The book belongs to its women; the men, by contrast, are supporting players. Men do hold important roles in the sisters’ lives — Tai’s husband, Tammary’s royal lover, the powerful King of the Beggars, the dark mage Lihui — but by and large they remain peripheral to the action, and even the magnetic and seductive Lihui, upon whom most of the supernatural events center, doesn’t compare in interest and complexity to the female characters. Some readers may feel this as a lack, but others may not mind — this is the story of jin-shei, after all, which can exist only between women. Vivid and involving,
The Secrets of Jin-Shei is both an exotic journey into the imagination, and a graceful exploration of the heart.
This collections refashions traditional Finnish tales from a female point of view, reassessing women traditionally dismissed or demonised to see what their perspective reveals.
The book is woman-centric and examines the way gender and class have been used to deny access to power. It shows how powerful the traditionally female realms of food and care taking can be.
Katherine, the main character in The Privilege of the Sword, was brought up in the country knowing the rules of civilized society, but she’s encouraged to break them all by her uncle who summons her to the city in Riverside. She starts learning swordplay instead of following the usual path of finding a well-to-do husband to take care of her. This book explores issues like gay relationships in a homophobic society, breaking traditional gender roles, and different aspects of female friendships.

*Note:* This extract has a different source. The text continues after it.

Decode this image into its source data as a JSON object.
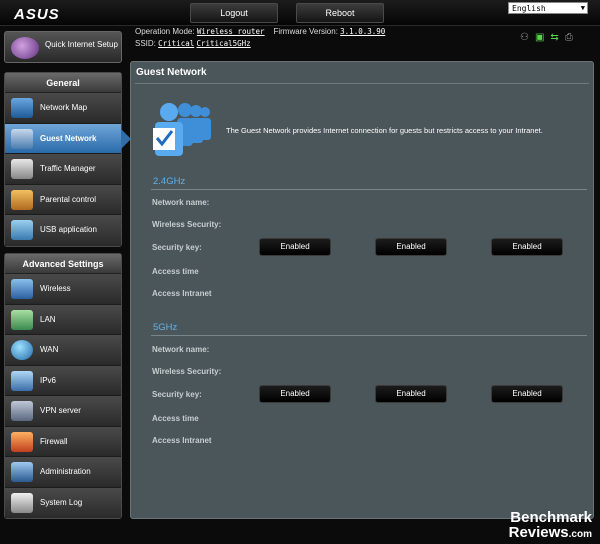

The protagonist in this book had a rough start as an orphan abused in a nunnery. Her tough-love father returns for her when she is eight years old. They both work for royals who use them. Despite this, Reveka holds no grudges, tries to do the right thing and works towards her impossible dream of becoming an herbalist. When a curse on the princesses of the castle starts hurting everyone, and the prize for breaking the curse would let her become an herbalist, she cleverly and sneakily takes matters into her own hands.
The most feminist aspects of this book are rather subtle. Reveka criticizes the status quo. She thinks of everyone’s well-being rather than trying to follow the rules. She is chastises the princesses for being selfish and using religious superstition as justification for letting others get hurt. There are no obvious male romantic interests. She admits to small attractions to a young boy and an older man, but those feelings are brushed aside in favor of practical matters. Reveka is even outraged by her father’s ridiculous love interest. This hero exhibits great critical thinking, independence and empathy.
The whole book is a series of letters between two cousins, Kate and Cecelia. (Each author took on one persona and wrote letters from that girl’s perspective.) Kate and Cecy share a time period with Austen’s heroines, but unlike those ladies, Kate and Cecy have magic to contend with. They learn sorcery, meet eligible young gentlemen, and vanquish evil. They are fantastic heroines.